Trump's win was expected: He's had a strong lead in the Florida polls for months, and it's only strengthened in recent weeks. He went into the election leading by nearly 20 points in Real Clear Politics' polling average.
But this blowout defeat makes clear just how badly Rubio — once considered the future of the Republican party — has struggled in the presidential race. And Rubio himself was banking on Florida as recently as a week ago.
Marco Rubio (March 8): "I believe with all my heart that the winner of the Florida primary...will be the nominee of the Republican Party."— Matt Viser (@mviser) March 15, 2016
Marco Rubio (March 6): "I have never based my campaign on one state but I can tell you this, we will win the state of Florida."— Matt Viser (@mviser) March 16, 2016
Because Florida, with Ohio, is one of the first winner-take-all states, where all the delegates go to the winner with none awarded to any other candidates, it's an important victory for Trump.

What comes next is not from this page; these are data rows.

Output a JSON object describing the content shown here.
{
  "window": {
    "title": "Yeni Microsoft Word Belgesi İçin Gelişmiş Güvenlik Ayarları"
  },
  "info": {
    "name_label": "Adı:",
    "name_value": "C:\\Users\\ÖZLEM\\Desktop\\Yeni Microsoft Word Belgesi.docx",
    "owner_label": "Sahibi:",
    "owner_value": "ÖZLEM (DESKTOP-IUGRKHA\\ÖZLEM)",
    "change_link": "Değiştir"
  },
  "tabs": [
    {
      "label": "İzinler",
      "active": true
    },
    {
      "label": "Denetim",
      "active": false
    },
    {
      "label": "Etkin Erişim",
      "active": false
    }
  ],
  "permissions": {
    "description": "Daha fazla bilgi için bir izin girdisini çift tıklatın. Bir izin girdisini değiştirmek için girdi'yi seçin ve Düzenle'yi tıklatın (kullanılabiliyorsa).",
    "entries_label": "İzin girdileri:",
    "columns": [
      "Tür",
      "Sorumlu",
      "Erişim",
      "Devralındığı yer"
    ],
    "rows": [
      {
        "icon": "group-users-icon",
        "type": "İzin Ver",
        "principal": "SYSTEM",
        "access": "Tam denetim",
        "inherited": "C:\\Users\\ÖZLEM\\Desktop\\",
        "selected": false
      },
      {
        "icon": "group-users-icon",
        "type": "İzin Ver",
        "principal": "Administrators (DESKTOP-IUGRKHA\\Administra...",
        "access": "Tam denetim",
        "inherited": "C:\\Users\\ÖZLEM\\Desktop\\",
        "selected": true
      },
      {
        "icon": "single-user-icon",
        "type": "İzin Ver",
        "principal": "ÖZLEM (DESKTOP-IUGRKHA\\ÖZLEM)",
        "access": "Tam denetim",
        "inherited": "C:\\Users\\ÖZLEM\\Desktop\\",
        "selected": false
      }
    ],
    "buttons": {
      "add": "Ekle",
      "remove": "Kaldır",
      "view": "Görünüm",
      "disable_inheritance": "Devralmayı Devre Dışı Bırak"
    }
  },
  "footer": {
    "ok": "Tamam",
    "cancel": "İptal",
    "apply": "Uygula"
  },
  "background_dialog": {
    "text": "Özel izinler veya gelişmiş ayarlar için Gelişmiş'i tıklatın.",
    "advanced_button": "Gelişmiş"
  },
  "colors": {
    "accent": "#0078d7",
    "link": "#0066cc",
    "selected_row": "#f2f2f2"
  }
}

Marco Rubio's campaign is probably toast
Before it became clear that the Trump campaign was an electoral juggernaut, Florida should have been a hard-fought state. Former Governor Jeb Bush and Rubio were squaring off, a scion of an old American political family versus a young up-and-comer.
Suffice to say it didn't work out that way. Bush dropped out after a horrible showing in South Carolina, and after his campaign generally failed to catch on — he might be most memorable for serving as a punching bag for Trump.
After Bush dropped out, much of his Florida support shifted to Rubio. But Rubio kept touting a string of second- and third-place victories as unlikely comebacks until it became clear that the winnowing Republican field still wasn't going to deliver enough votes for him to score victories. And because Rubio decided to resign his Senate seat to focus on his presidential campaign, his future is uncertain.
Even before tonight's results, the autopsies for Rubio's campaign were already rolling in. In the New York Times, Mark Leibovich argued that Rubio was the wrong candidate for the moment:
Rubio is always saying that he represents "new leadership for the 21st century." This notion has proved almost entirely at odds with the views of the party’s aging, shrinking base. Trump’s message has been neither forward-looking nor optimistic. The front-runner’s America is essentially a weak and scary place, in need of being made great again.
Buzzfeed's McKay Coppins pointed to something more concrete. Rubio wasn't campaigning on the ground, but relied on a strategy of interviews on TV and with conservative talk radio. And that strategy failed as soon as Trump became a serious candidate whose every utterance was given wall-to-wall media coverage:
The more costly long-term consequence of the Rubio campaign’s strategic reliance on national media may end up being how it de-prioritized building an effective ground game outside the early states. While Rubio prevailed over Ted Cruz in South Carolina and Nevada, the Texan’s campaign has since consistently out-hustled his rival in getting voters to the polls — especially in caucuses, where grassroots organization is crucial.
The only argument now for Rubio's campaign is that he could continue to draw votes away from Trump and make a contested convention more likely by denying the frontrunner an outright majority. That probably isn't good enough for donors, and the calls for Rubio to drop out, already echoing before the Florida primary, are about to get a lot louder now that he's lost big in his home state.
It's not yet clear if Trump will have a good night or a very good night. But either way, his delegate haul in Florida is his biggest yet, and it could set him up for a clearer path to the nomination.